1990 Upper Deck

This set was explosive upon release. It sold out almost immediately because Upper Deck inserted autographed cards into the set. However, it has not stood up exceptionally well over time because so many of the cards are available today in high grade.

It was an 800 card set with the same series division as the 1989 Upper Deck. The set contained a diversity between action and still shot, and the photograph quality was heavily praised.

The major rookie cards are for Sammy Sosa, Juan Gonzalez, Larry Walker, and John Olerud.

1991 Upper Deck

The 1991 release was similar to the 1989 with 800 cards released in two series of 1-700 and 701-800. The stock and design were also similar.

The major rookie cards include Eric Karros, Chipper Jones, Mike Mussina, Luiz Gonzalez, and Jeff Bagwell. The regular issue cards of Ryne Sandberg, Nolan Ryan, and George Brett are also featured. As a side note, Upper Deck inserted a Michael Jordan card into the packs.

1992 Upper Deck

The cards remained at 800 in the same two series format for 1992. The cards feature an action shot on the front with the player’s name, team, and the Upper Deck logo.

The major rookie card is Manny Ramirez, and Cal Ripken Jr., Frank Thomas, and Jim Thome are some notable regular issue cards.

1993 Upper Deck

The 1993 Upper Deck has 840 cards of standard size. The cards are split into two series of equal size. The set continued with its high quality designs, particularly in the photo and card stock. Upper Deck also continued to innovate sports sets with inserts.

The most important rookie card is that of Derek Jeter. The Gold Hologram insert of Derek Jeter is more valuable, and it is worth $1300.

1994 Upper Deck

The 1994 Upper Deck set consists of 550 cards. While the major rookie card is for Alex Rodriguez, there are Michael Jordan cards. These are considered some of the best MJ baseball cards.

From here, Upper Deck went through some troubled seasons. While Upper Deck had left their mark on the industry, baseball cards would continue to change. There are some excellent rookie and other cards, but consolidation was looming ahead.

2010 Upper Deck

We skip ahead to last set released by Upper Deck that contained MLB logos.

This set was released in the midst of controversy. Upper Deck released the set after their contract had expired with MLB. Upper Deck was quickly sued by MLB and the exclusive distributor Topps. A settlement was reached, and Upper Deck was allowed to release the second series.

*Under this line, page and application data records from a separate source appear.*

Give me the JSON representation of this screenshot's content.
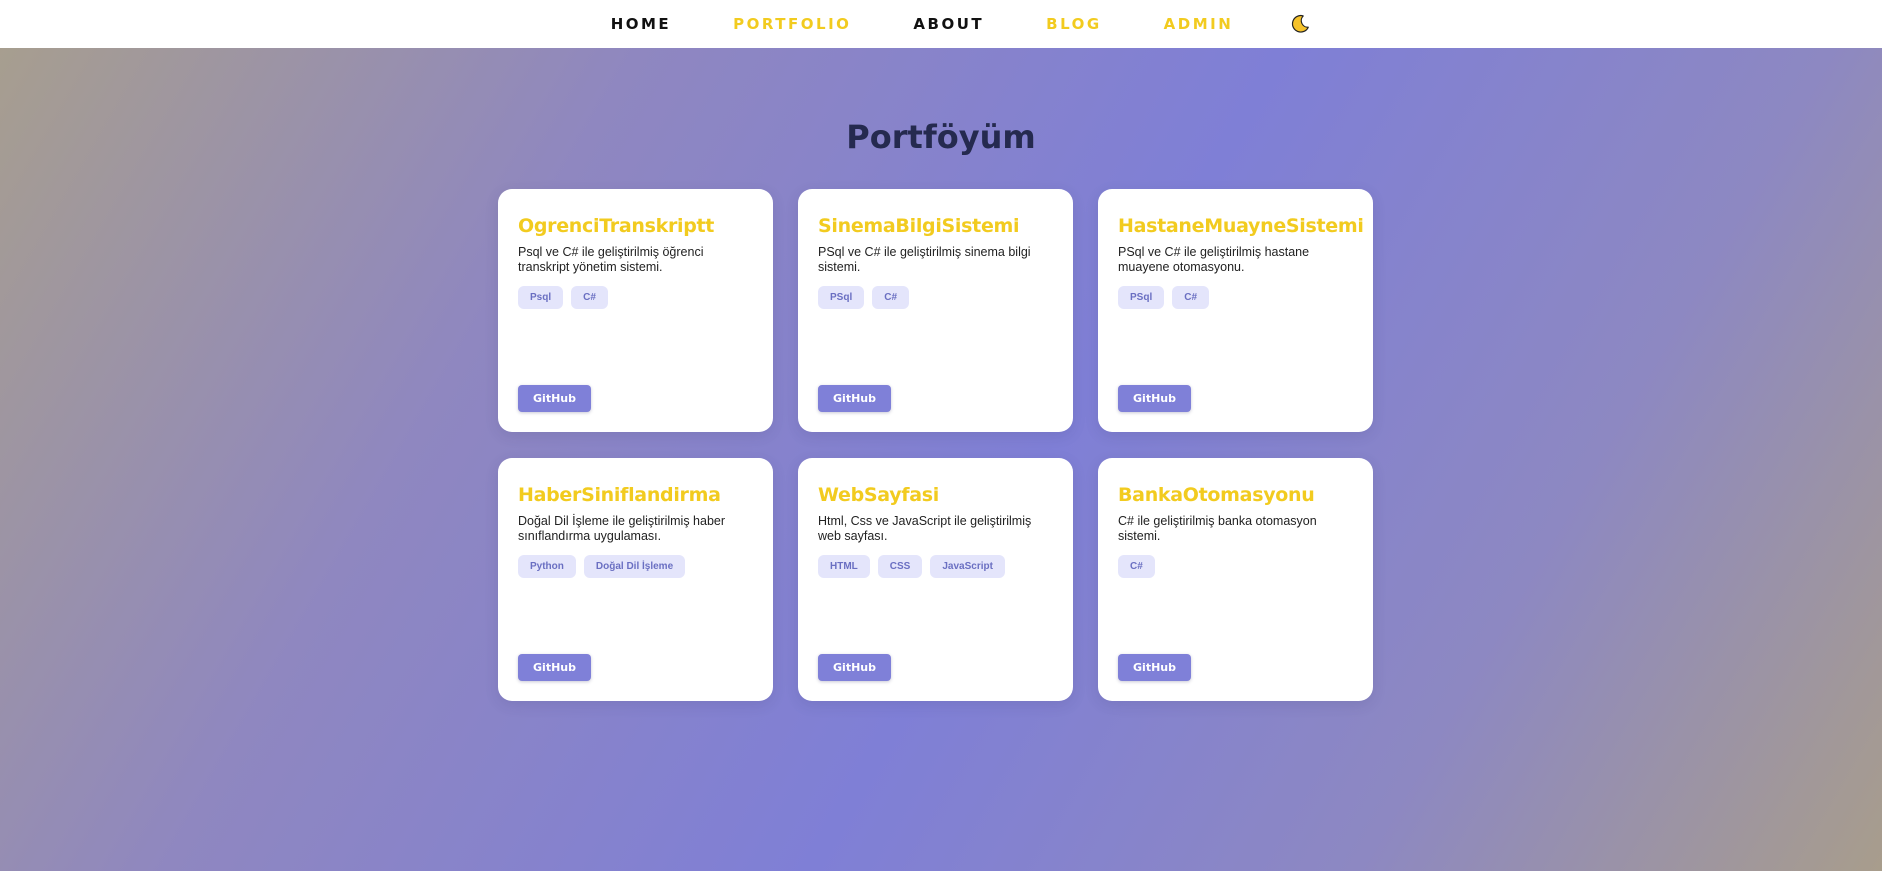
{
  "nav": {
    "items": [
      {
        "label": "HOME",
        "color": "#111111"
      },
      {
        "label": "PORTFOLIO",
        "color": "#f2cb1f"
      },
      {
        "label": "ABOUT",
        "color": "#111111"
      },
      {
        "label": "BLOG",
        "color": "#f2cb1f"
      },
      {
        "label": "ADMIN",
        "color": "#f2cb1f"
      }
    ],
    "theme_toggle_icon": "moon-icon"
  },
  "page": {
    "title": "Portföyüm"
  },
  "projects": [
    {
      "title": "OgrenciTranskriptt",
      "description": "Psql ve C# ile geliştirilmiş öğrenci transkript yönetim sistemi.",
      "tags": [
        "Psql",
        "C#"
      ],
      "button": "GitHub"
    },
    {
      "title": "SinemaBilgiSistemi",
      "description": "PSql ve C# ile geliştirilmiş sinema bilgi sistemi.",
      "tags": [
        "PSql",
        "C#"
      ],
      "button": "GitHub"
    },
    {
      "title": "HastaneMuayneSistemi",
      "description": "PSql ve C# ile geliştirilmiş hastane muayene otomasyonu.",
      "tags": [
        "PSql",
        "C#"
      ],
      "button": "GitHub"
    },
    {
      "title": "HaberSiniflandirma",
      "description": "Doğal Dil İşleme ile geliştirilmiş haber sınıflandırma uygulaması.",
      "tags": [
        "Python",
        "Doğal Dil İşleme"
      ],
      "button": "GitHub"
    },
    {
      "title": "WebSayfasi",
      "description": "Html, Css ve JavaScript ile geliştirilmiş web sayfası.",
      "tags": [
        "HTML",
        "CSS",
        "JavaScript"
      ],
      "button": "GitHub"
    },
    {
      "title": "BankaOtomasyonu",
      "description": "C# ile geliştirilmiş banka otomasyon sistemi.",
      "tags": [
        "C#"
      ],
      "button": "GitHub"
    }
  ],
  "colors": {
    "accent": "#f2cb1f",
    "button": "#7f80d8",
    "tag_bg": "#e4e5fb",
    "tag_text": "#6a6fc2",
    "title": "#252a4f"
  }
}
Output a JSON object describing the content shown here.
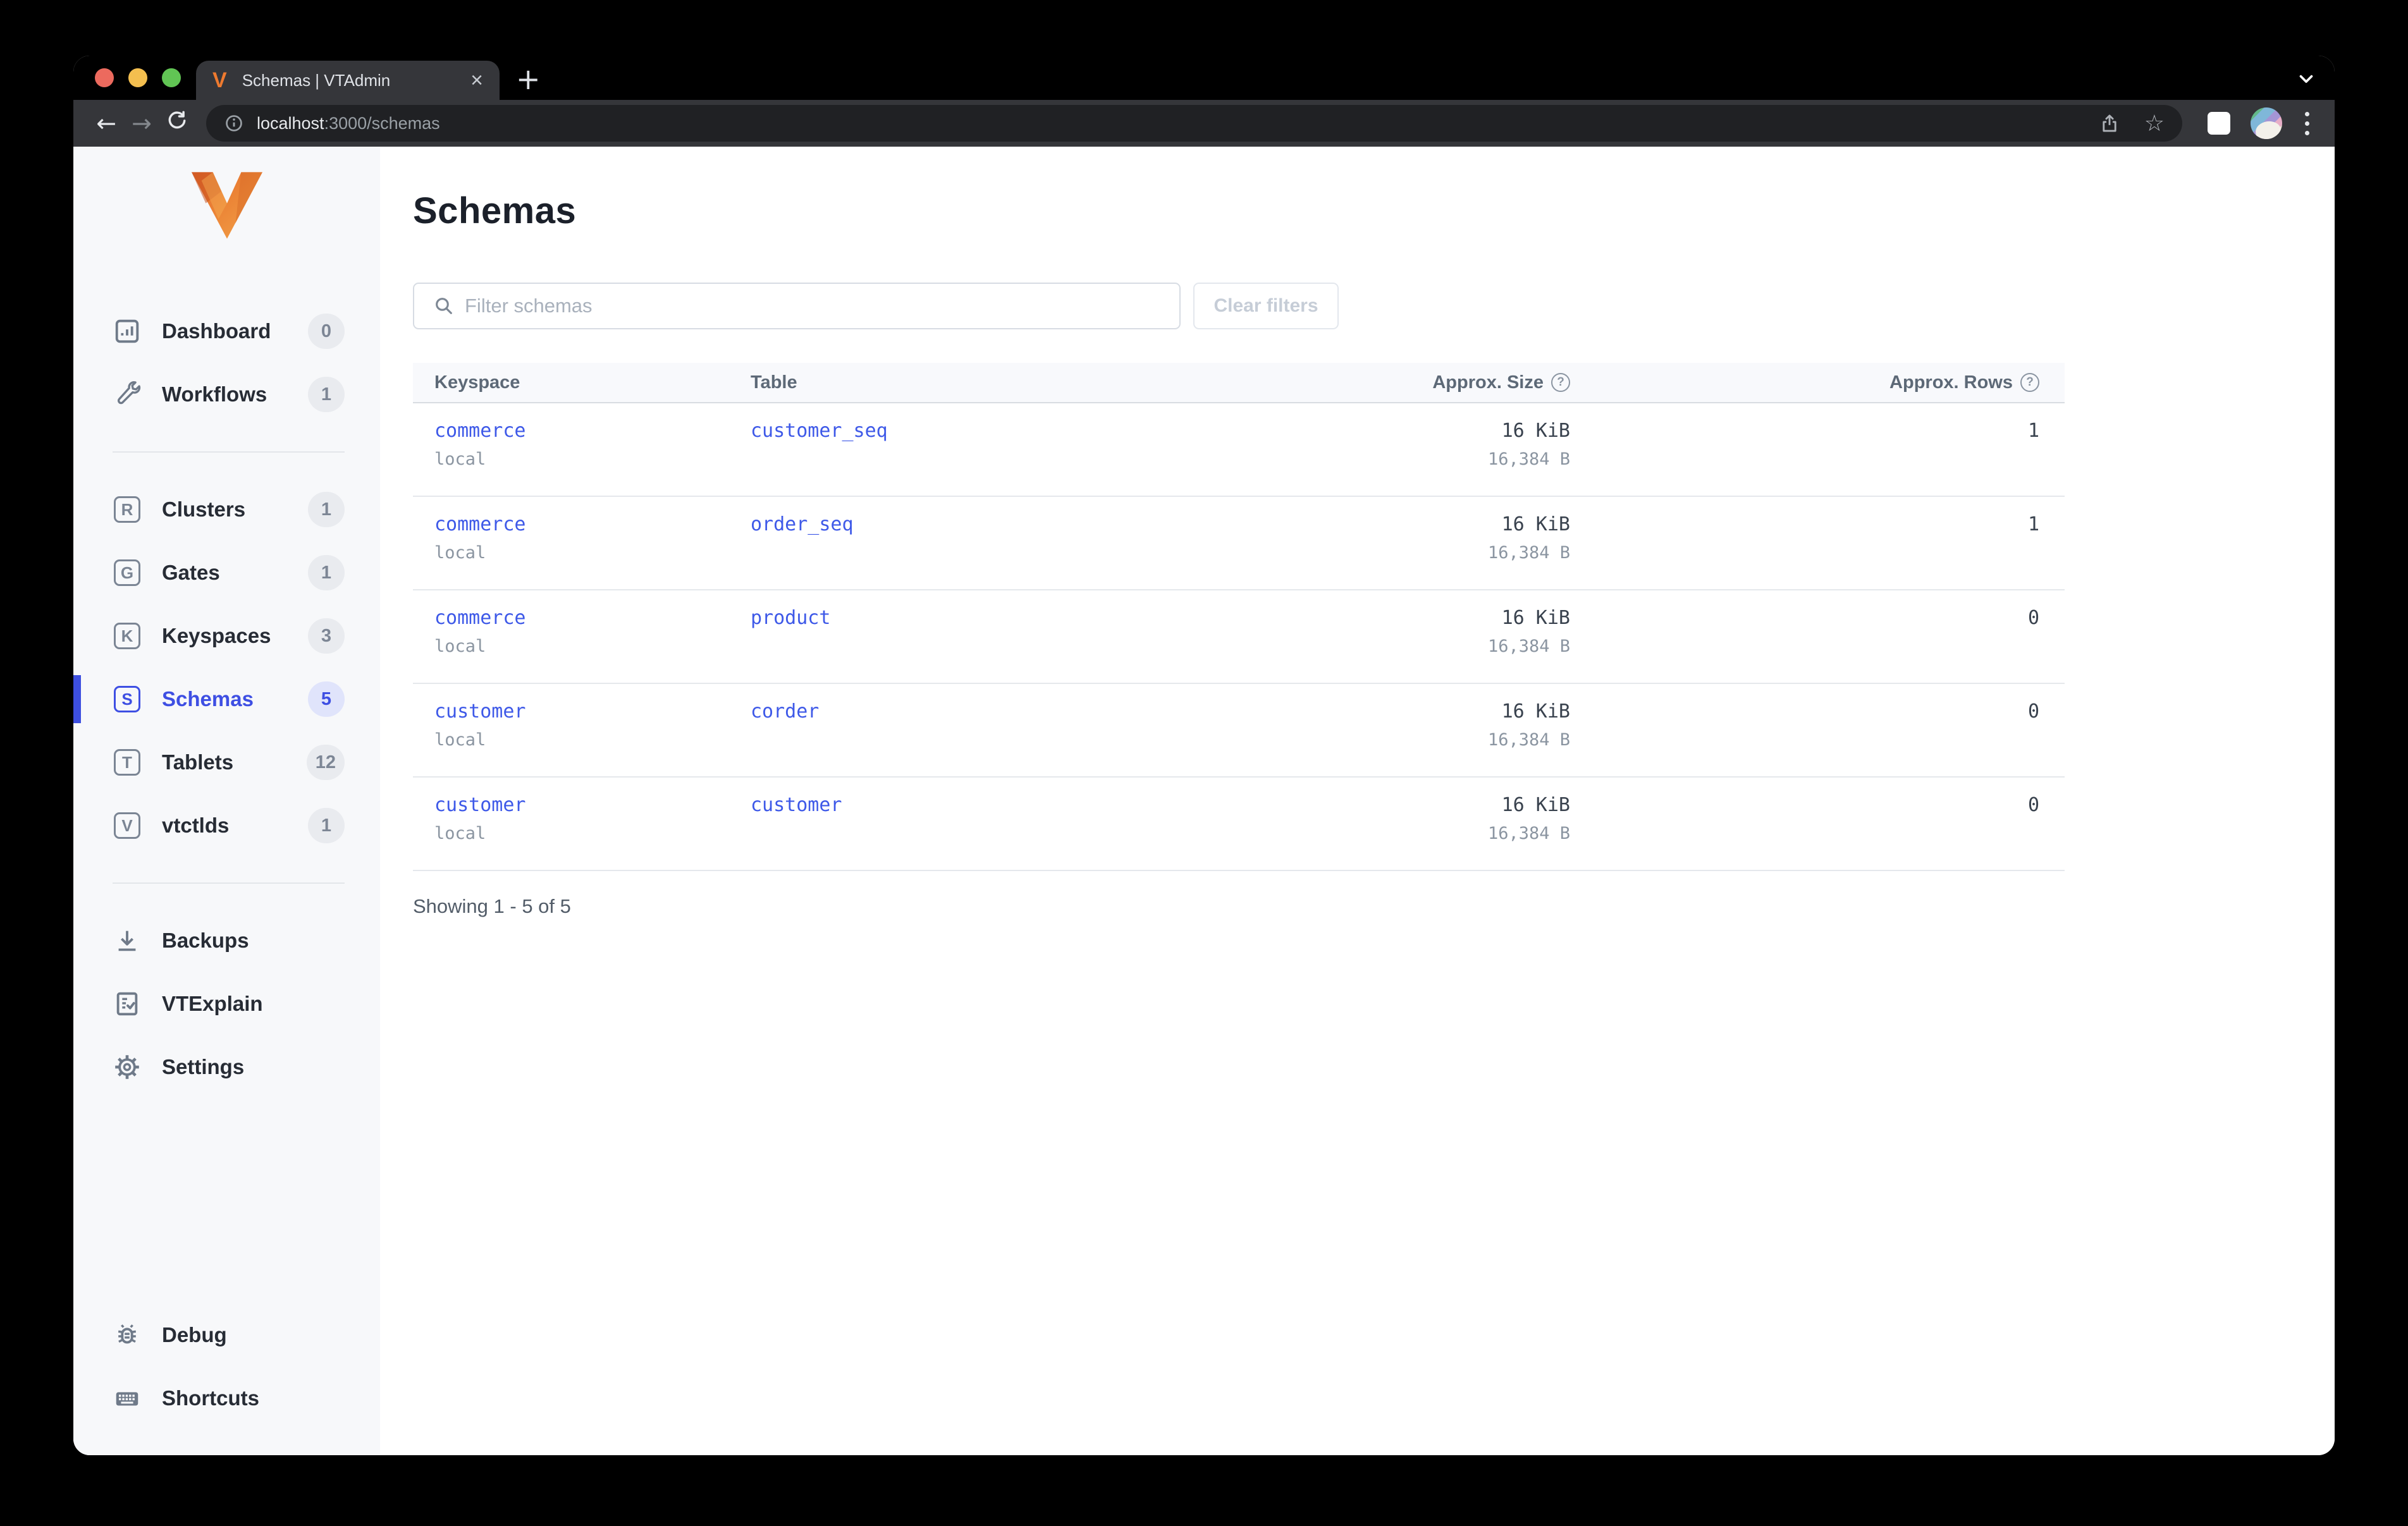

This set consists of 600 cards with multiple parallels and subsets. The fronts of the cards have an action shot, the Upper Deck logo in the top corner, player name, team name, and position. The backs were printed horizontally.


Baseball cards, as well as the cards of all sports, were changed by the influence of Upper Deck. They brought higher expectations to the market. Brands needed better designs, higher quality stock and photographs, and more engaging inserts and parallels. Even though Upper Deck focuses on other revenue streams today, the industry improved as a result of Upper Deck’s contributions.